asa man page


This manual page is part of the POSIX Programmer's Manual. The Linux implementation of this interface may differ (consult the corresponding Linux manual page for details of Linux behavior), or the interface may not be implemented on Linux.

asa — interpret carriage-control characters


asa [file...]


The asa utility shall write its input files to standard output, mapping carriage-control characters from the text files to line-printer control sequences in an implementation-defined manner.

The first character of every line shall be removed from the input, and the following actions are performed.

If the character removed is:

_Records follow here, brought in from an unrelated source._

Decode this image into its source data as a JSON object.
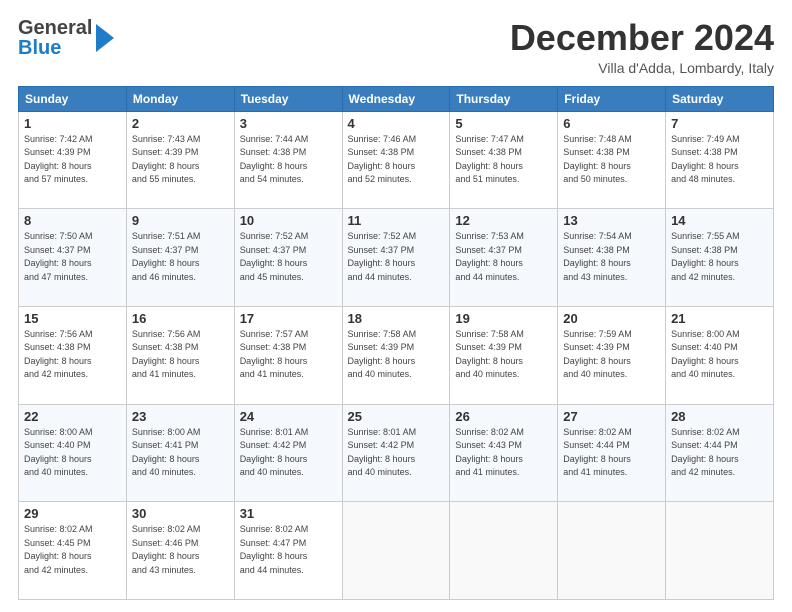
{
  "header": {
    "logo_general": "General",
    "logo_blue": "Blue",
    "month_title": "December 2024",
    "location": "Villa d'Adda, Lombardy, Italy"
  },
  "weekdays": [
    "Sunday",
    "Monday",
    "Tuesday",
    "Wednesday",
    "Thursday",
    "Friday",
    "Saturday"
  ],
  "weeks": [
    [
      {
        "day": "1",
        "sunrise": "Sunrise: 7:42 AM",
        "sunset": "Sunset: 4:39 PM",
        "daylight": "Daylight: 8 hours and 57 minutes."
      },
      {
        "day": "2",
        "sunrise": "Sunrise: 7:43 AM",
        "sunset": "Sunset: 4:39 PM",
        "daylight": "Daylight: 8 hours and 55 minutes."
      },
      {
        "day": "3",
        "sunrise": "Sunrise: 7:44 AM",
        "sunset": "Sunset: 4:38 PM",
        "daylight": "Daylight: 8 hours and 54 minutes."
      },
      {
        "day": "4",
        "sunrise": "Sunrise: 7:46 AM",
        "sunset": "Sunset: 4:38 PM",
        "daylight": "Daylight: 8 hours and 52 minutes."
      },
      {
        "day": "5",
        "sunrise": "Sunrise: 7:47 AM",
        "sunset": "Sunset: 4:38 PM",
        "daylight": "Daylight: 8 hours and 51 minutes."
      },
      {
        "day": "6",
        "sunrise": "Sunrise: 7:48 AM",
        "sunset": "Sunset: 4:38 PM",
        "daylight": "Daylight: 8 hours and 50 minutes."
      },
      {
        "day": "7",
        "sunrise": "Sunrise: 7:49 AM",
        "sunset": "Sunset: 4:38 PM",
        "daylight": "Daylight: 8 hours and 48 minutes."
      }
    ],
    [
      {
        "day": "8",
        "sunrise": "Sunrise: 7:50 AM",
        "sunset": "Sunset: 4:37 PM",
        "daylight": "Daylight: 8 hours and 47 minutes."
      },
      {
        "day": "9",
        "sunrise": "Sunrise: 7:51 AM",
        "sunset": "Sunset: 4:37 PM",
        "daylight": "Daylight: 8 hours and 46 minutes."
      },
      {
        "day": "10",
        "sunrise": "Sunrise: 7:52 AM",
        "sunset": "Sunset: 4:37 PM",
        "daylight": "Daylight: 8 hours and 45 minutes."
      },
      {
        "day": "11",
        "sunrise": "Sunrise: 7:52 AM",
        "sunset": "Sunset: 4:37 PM",
        "daylight": "Daylight: 8 hours and 44 minutes."
      },
      {
        "day": "12",
        "sunrise": "Sunrise: 7:53 AM",
        "sunset": "Sunset: 4:37 PM",
        "daylight": "Daylight: 8 hours and 44 minutes."
      },
      {
        "day": "13",
        "sunrise": "Sunrise: 7:54 AM",
        "sunset": "Sunset: 4:38 PM",
        "daylight": "Daylight: 8 hours and 43 minutes."
      },
      {
        "day": "14",
        "sunrise": "Sunrise: 7:55 AM",
        "sunset": "Sunset: 4:38 PM",
        "daylight": "Daylight: 8 hours and 42 minutes."
      }
    ],
    [
      {
        "day": "15",
        "sunrise": "Sunrise: 7:56 AM",
        "sunset": "Sunset: 4:38 PM",
        "daylight": "Daylight: 8 hours and 42 minutes."
      },
      {
        "day": "16",
        "sunrise": "Sunrise: 7:56 AM",
        "sunset": "Sunset: 4:38 PM",
        "daylight": "Daylight: 8 hours and 41 minutes."
      },
      {
        "day": "17",
        "sunrise": "Sunrise: 7:57 AM",
        "sunset": "Sunset: 4:38 PM",
        "daylight": "Daylight: 8 hours and 41 minutes."
      },
      {
        "day": "18",
        "sunrise": "Sunrise: 7:58 AM",
        "sunset": "Sunset: 4:39 PM",
        "daylight": "Daylight: 8 hours and 40 minutes."
      },
      {
        "day": "19",
        "sunrise": "Sunrise: 7:58 AM",
        "sunset": "Sunset: 4:39 PM",
        "daylight": "Daylight: 8 hours and 40 minutes."
      },
      {
        "day": "20",
        "sunrise": "Sunrise: 7:59 AM",
        "sunset": "Sunset: 4:39 PM",
        "daylight": "Daylight: 8 hours and 40 minutes."
      },
      {
        "day": "21",
        "sunrise": "Sunrise: 8:00 AM",
        "sunset": "Sunset: 4:40 PM",
        "daylight": "Daylight: 8 hours and 40 minutes."
      }
    ],
    [
      {
        "day": "22",
        "sunrise": "Sunrise: 8:00 AM",
        "sunset": "Sunset: 4:40 PM",
        "daylight": "Daylight: 8 hours and 40 minutes."
      },
      {
        "day": "23",
        "sunrise": "Sunrise: 8:00 AM",
        "sunset": "Sunset: 4:41 PM",
        "daylight": "Daylight: 8 hours and 40 minutes."
      },
      {
        "day": "24",
        "sunrise": "Sunrise: 8:01 AM",
        "sunset": "Sunset: 4:42 PM",
        "daylight": "Daylight: 8 hours and 40 minutes."
      },
      {
        "day": "25",
        "sunrise": "Sunrise: 8:01 AM",
        "sunset": "Sunset: 4:42 PM",
        "daylight": "Daylight: 8 hours and 40 minutes."
      },
      {
        "day": "26",
        "sunrise": "Sunrise: 8:02 AM",
        "sunset": "Sunset: 4:43 PM",
        "daylight": "Daylight: 8 hours and 41 minutes."
      },
      {
        "day": "27",
        "sunrise": "Sunrise: 8:02 AM",
        "sunset": "Sunset: 4:44 PM",
        "daylight": "Daylight: 8 hours and 41 minutes."
      },
      {
        "day": "28",
        "sunrise": "Sunrise: 8:02 AM",
        "sunset": "Sunset: 4:44 PM",
        "daylight": "Daylight: 8 hours and 42 minutes."
      }
    ],
    [
      {
        "day": "29",
        "sunrise": "Sunrise: 8:02 AM",
        "sunset": "Sunset: 4:45 PM",
        "daylight": "Daylight: 8 hours and 42 minutes."
      },
      {
        "day": "30",
        "sunrise": "Sunrise: 8:02 AM",
        "sunset": "Sunset: 4:46 PM",
        "daylight": "Daylight: 8 hours and 43 minutes."
      },
      {
        "day": "31",
        "sunrise": "Sunrise: 8:02 AM",
        "sunset": "Sunset: 4:47 PM",
        "daylight": "Daylight: 8 hours and 44 minutes."
      },
      null,
      null,
      null,
      null
    ]
  ]
}
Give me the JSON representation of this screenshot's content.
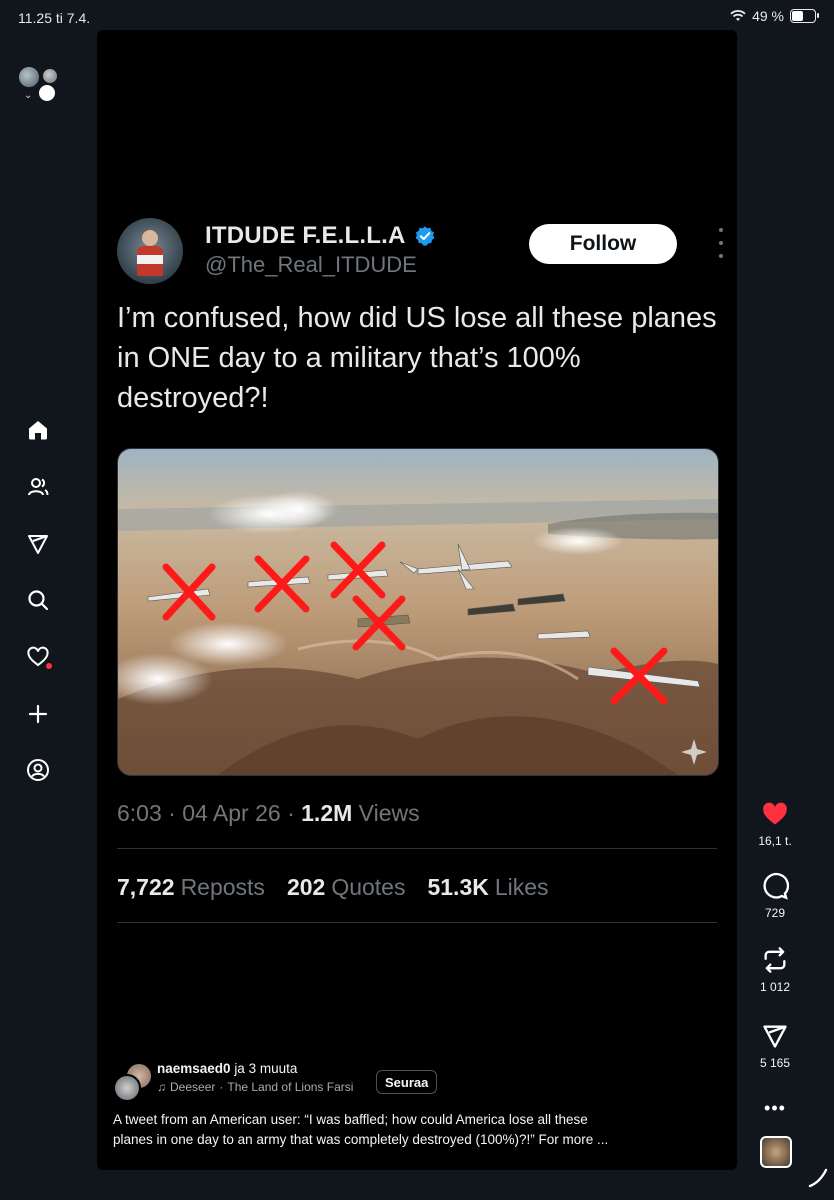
{
  "status_bar": {
    "time": "11.25  ti 7.4.",
    "battery": "49 %"
  },
  "left_nav": {
    "items": [
      "home-icon",
      "people-icon",
      "send-icon",
      "search-icon",
      "heart-icon",
      "plus-icon",
      "profile-icon"
    ]
  },
  "tweet": {
    "display_name": "ITDUDE F.E.L.L.A",
    "handle": "@The_Real_ITDUDE",
    "follow_label": "Follow",
    "text": "I’m confused, how did US lose all these planes in ONE day to a military that’s 100% destroyed?!",
    "time": "6:03",
    "date": "04 Apr 26",
    "views_count": "1.2M",
    "views_label": "Views",
    "reposts_count": "7,722",
    "reposts_label": "Reposts",
    "quotes_count": "202",
    "quotes_label": "Quotes",
    "likes_count": "51.3K",
    "likes_label": "Likes"
  },
  "post": {
    "author": "naemsaed0",
    "coauthors": "ja 3 muuta",
    "music_artist": "Deeseer",
    "music_separator": "·",
    "music_track": "The Land of Lions Farsi",
    "follow_label": "Seuraa",
    "caption_line1": "A tweet from an American user: “I was baffled; how could America lose all these",
    "caption_line2": "planes in one day to an army that was completely destroyed (100%)?!” For more ..."
  },
  "actions": {
    "likes": "16,1 t.",
    "comments": "729",
    "reposts": "1 012",
    "shares": "5 165"
  },
  "colors": {
    "like_red": "#ff3040",
    "verified_blue": "#1d9bf0",
    "muted_text": "#71767b",
    "x_mark_red": "#ff1a1a"
  }
}
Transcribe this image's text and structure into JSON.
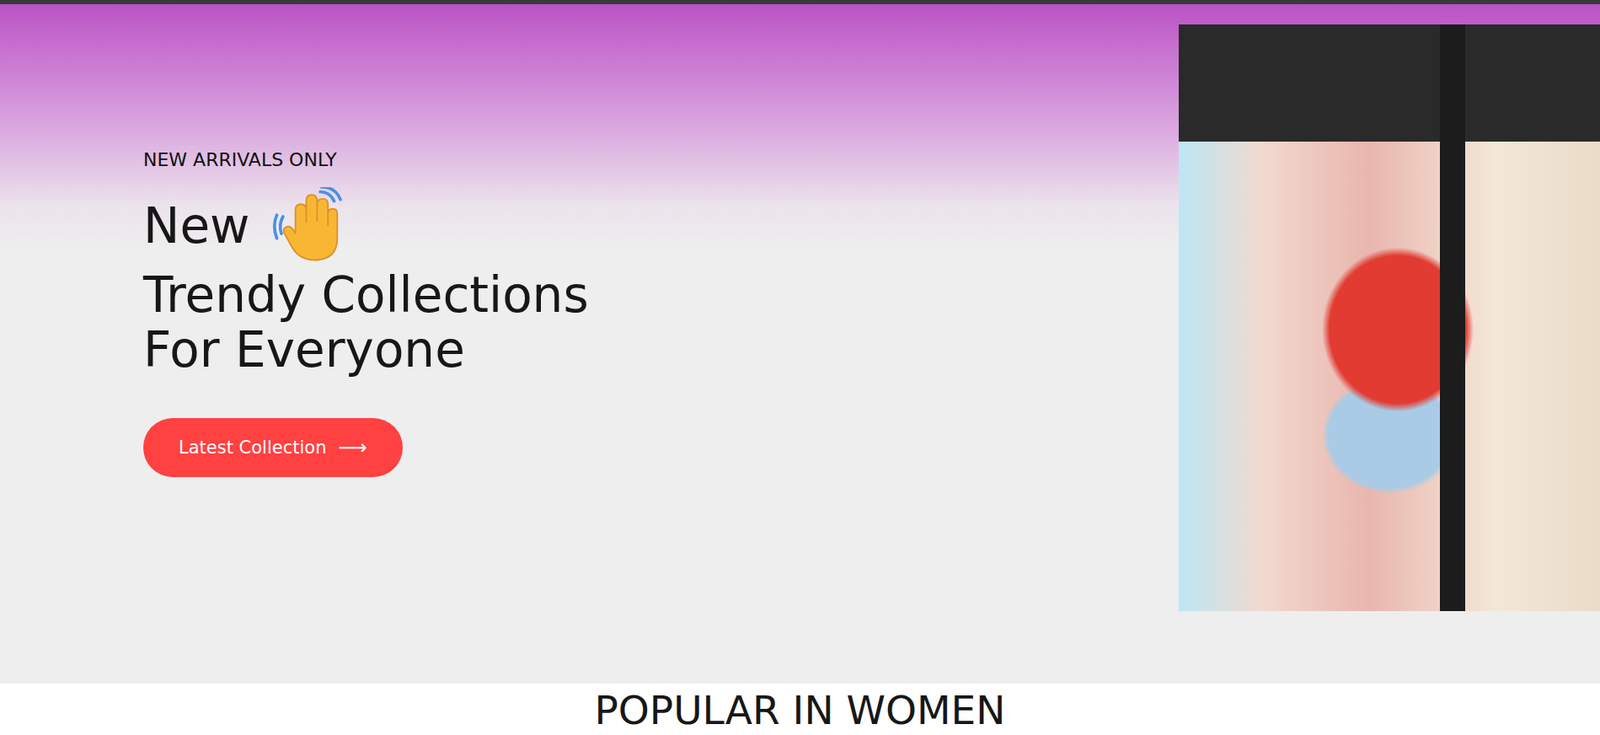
{
  "hero": {
    "tag": "NEW ARRIVALS ONLY",
    "headline_first": "New",
    "headline_lines": [
      "Trendy Collections",
      "For Everyone"
    ],
    "button": {
      "label": "Latest Collection",
      "arrow": "⟶"
    }
  },
  "section": {
    "title": "POPULAR IN WOMEN"
  }
}
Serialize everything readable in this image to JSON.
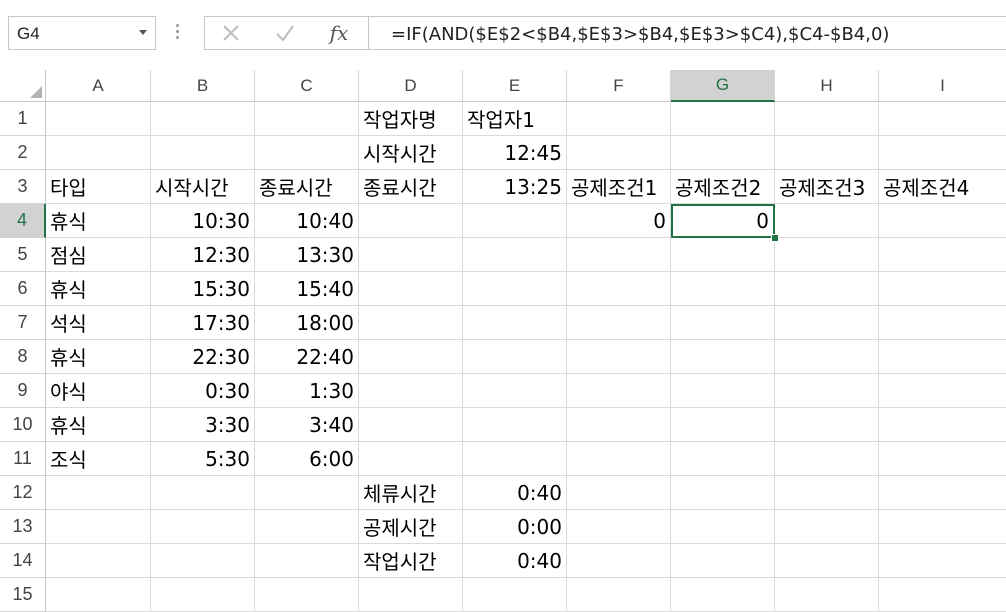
{
  "name_box": "G4",
  "formula": "=IF(AND($E$2<$B4,$E$3>$B4,$E$3>$C4),$C4-$B4,0)",
  "icons": {
    "cancel": "close-icon",
    "enter": "check-icon",
    "fx": "function-icon"
  },
  "toolbar": {
    "fx_label": "fx"
  },
  "columns": [
    "A",
    "B",
    "C",
    "D",
    "E",
    "F",
    "G",
    "H",
    "I"
  ],
  "rows": [
    "1",
    "2",
    "3",
    "4",
    "5",
    "6",
    "7",
    "8",
    "9",
    "10",
    "11",
    "12",
    "13",
    "14",
    "15"
  ],
  "cells": {
    "D1": "작업자명",
    "E1": "작업자1",
    "D2": "시작시간",
    "E2": "12:45",
    "A3": "타입",
    "B3": "시작시간",
    "C3": "종료시간",
    "D3": "종료시간",
    "E3": "13:25",
    "F3": "공제조건1",
    "G3": "공제조건2",
    "H3": "공제조건3",
    "I3": "공제조건4",
    "A4": "휴식",
    "B4": "10:30",
    "C4": "10:40",
    "F4": "0",
    "G4": "0",
    "A5": "점심",
    "B5": "12:30",
    "C5": "13:30",
    "A6": "휴식",
    "B6": "15:30",
    "C6": "15:40",
    "A7": "석식",
    "B7": "17:30",
    "C7": "18:00",
    "A8": "휴식",
    "B8": "22:30",
    "C8": "22:40",
    "A9": "야식",
    "B9": "0:30",
    "C9": "1:30",
    "A10": "휴식",
    "B10": "3:30",
    "C10": "3:40",
    "A11": "조식",
    "B11": "5:30",
    "C11": "6:00",
    "D12": "체류시간",
    "E12": "0:40",
    "D13": "공제시간",
    "E13": "0:00",
    "D14": "작업시간",
    "E14": "0:40"
  },
  "selected_cell": "G4",
  "colors": {
    "accent": "#217346",
    "header_selected_bg": "#d2d2d2"
  }
}
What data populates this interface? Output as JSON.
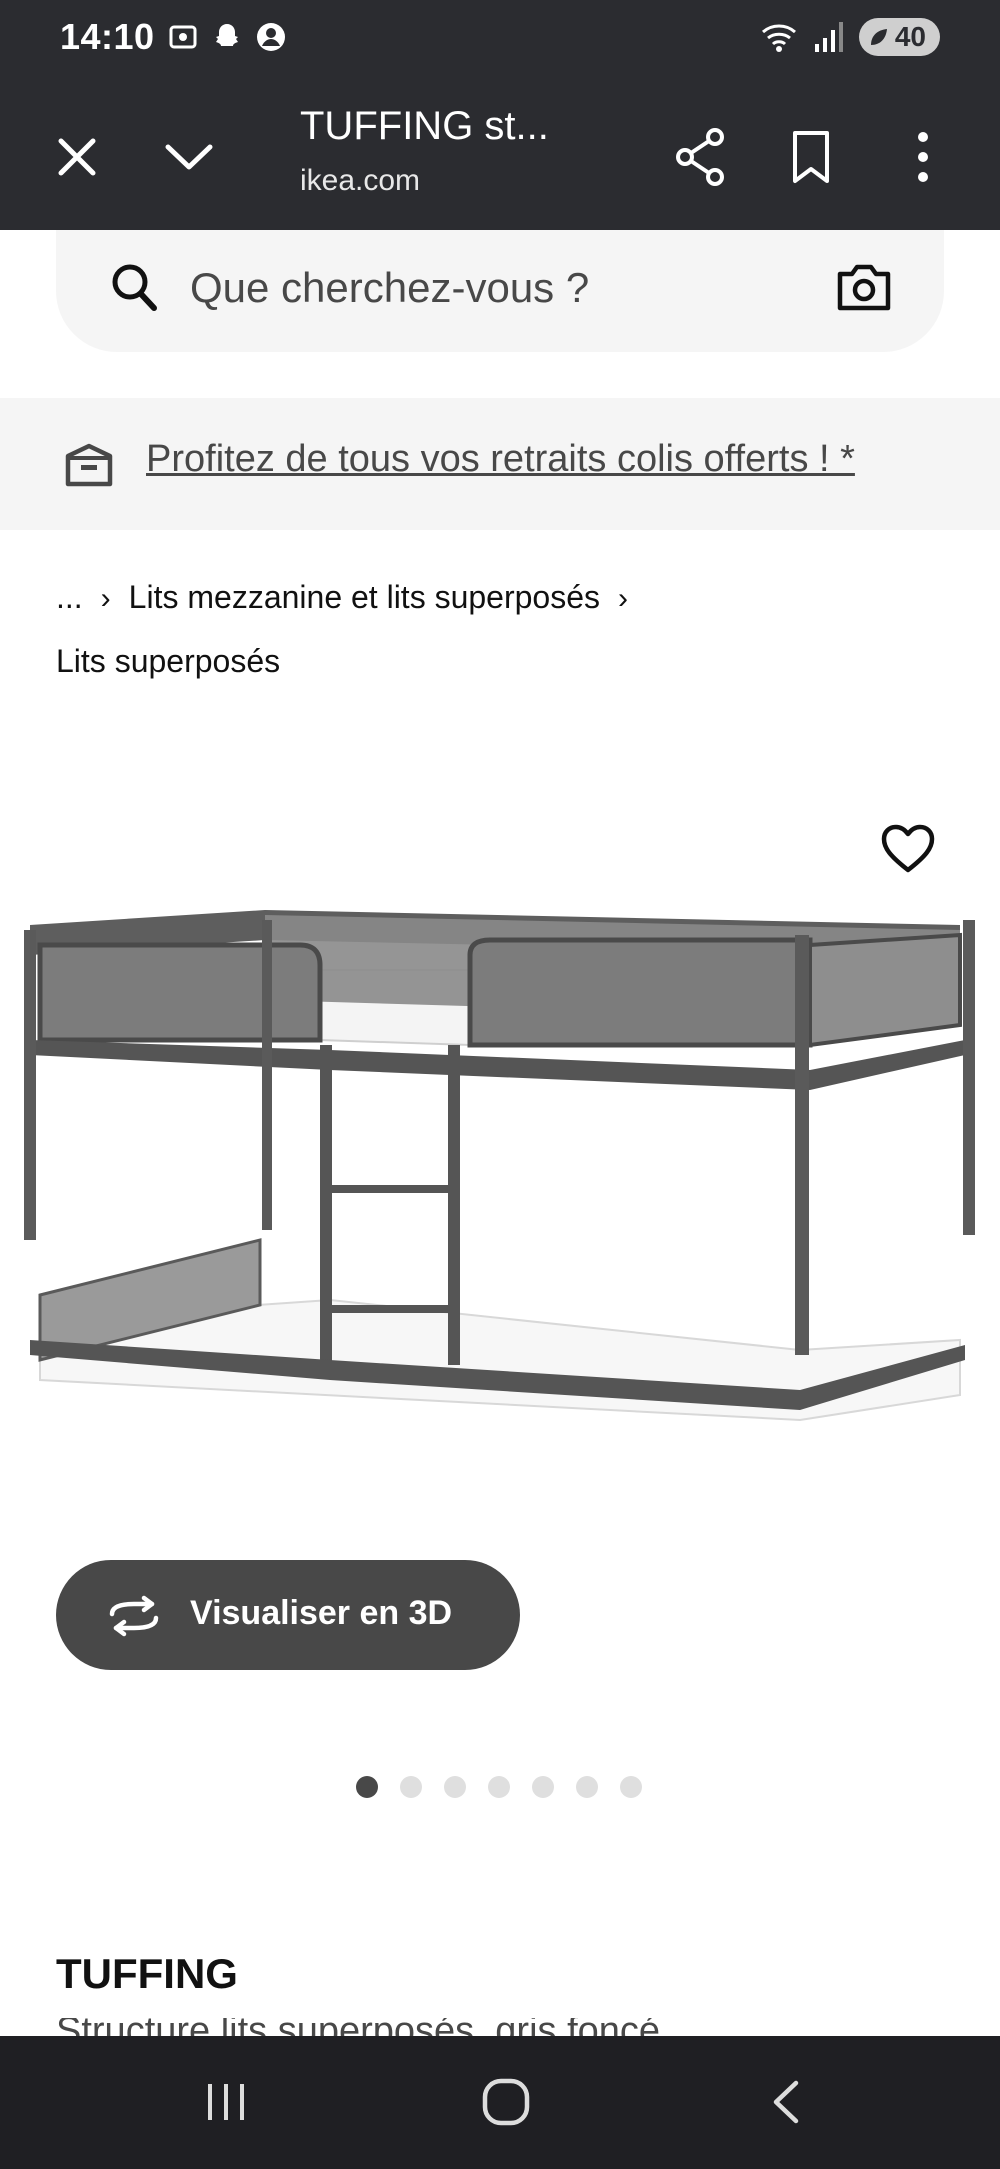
{
  "status_bar": {
    "time": "14:10",
    "battery": "40",
    "icons_left": [
      "screen-record-icon",
      "snapchat-icon",
      "account-icon"
    ],
    "icons_right": [
      "wifi-icon",
      "signal-icon",
      "battery-icon"
    ]
  },
  "browser": {
    "title": "TUFFING st...",
    "url": "ikea.com",
    "close_icon": "close-icon",
    "collapse_icon": "chevron-down-icon",
    "share_icon": "share-icon",
    "bookmark_icon": "bookmark-icon",
    "menu_icon": "more-vert-icon"
  },
  "search": {
    "placeholder": "Que cherchez-vous ?"
  },
  "promo": {
    "text": "Profitez de tous vos retraits colis offerts ! *"
  },
  "breadcrumb": {
    "items": [
      "...",
      "Lits mezzanine et lits superposés",
      "Lits superposés"
    ]
  },
  "product": {
    "image_alt": "Lit superposé TUFFING",
    "viz3d_label": "Visualiser en 3D",
    "carousel": {
      "count": 7,
      "active": 1
    },
    "name": "TUFFING",
    "subtitle": "Structure lits superposés, gris foncé"
  },
  "colors": {
    "bar_dark": "#2b2c30",
    "button_dark": "#484848",
    "light_bg": "#f5f5f5"
  }
}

The rest of the line is output without change.
A <newline> is output, then the rest of the input line.
One or more implementation-defined characters that causes an advance to the next page shall be output, followed by the rest of the input line.
The <newline> of the previous line shall be replaced with one or more implementation-defined characters that causes printing to return to column position 1, followed by the rest of the input line. If the '+' is the first character in the input, it shall be equivalent to <space>.

The action of the asa utility is unspecified upon encountering any character other than those listed above as the first character in a line.


A pathname of a text file used for input. If no file operands are specified, the standard input shall be used.


The standard input shall be used if no file operands are specified, and shall be used if a file operand is '-' and the implementation treats the '-' as meaning standard input. Otherwise, the standard input shall not be used. See the Input Files section.

Input Files

The input files shall be text files.

Environment Variables

The following environment variables shall affect the execution of asa:

Provide a default value for the internationalization variables that are unset or null. (See the Base Definitions volume of POSIX.1‐2008, Section 8.2, Internationalization Variables for the precedence of internationalization variables used to determine the values of locale categories.)
If set to a non-empty string value, override the values of all the other internationalization variables.
Determine the locale for the interpretation of sequences of bytes of text data as characters (for example, single-byte as opposed to multi-byte characters in arguments and input files).
Determine the locale that should be used to affect the format and contents of diagnostic messages written to standard error.
Determine the location of message catalogs for the processing of LC_MESSAGES.

Asynchronous Events



The standard output shall be the text from the input file modified as described in the Description section.

Exit Status

The following exit values shall be returned:

All input files were output successfully.
An error occurred.

Consequences of Errors


The following sections are informative.



The following command:

asa file

permits the viewing of file (created by a program using FORTRAN-style carriage-control characters) on a terminal.


The following command:

a.out | asa | lp

formats the FORTRAN output of a.out and directs it to the printer.


The asa utility is needed to map “standard” FORTRAN 77 output into a form acceptable to contemporary printers. Usually, asa is used to pipe data to the lp utility; see lp.

This utility is generally used only by FORTRAN programs. The standard developers decided to retain asa to avoid breaking the historical large base of FORTRAN applications that put carriage-control characters in their output files. There is no requirement that a system have a FORTRAN compiler in order to run applications that need asa.

Historical implementations have used an ASCII <form-feed> in response to a 1 and an ASCII <carriage-return> in response to a '+'. It is suggested that implementations treat characters other than 0, 1, and '+' as <space> in the absence of any compelling reason to do otherwise. However, the action is listed here as “unspecified”, permitting an implementation to provide extensions to access fast multiple-line slewing and channel seeking in a non-portable manner.

See Also

fort77, lp

The Base Definitions volume of POSIX.1‐2008, Chapter 8, Environment Variables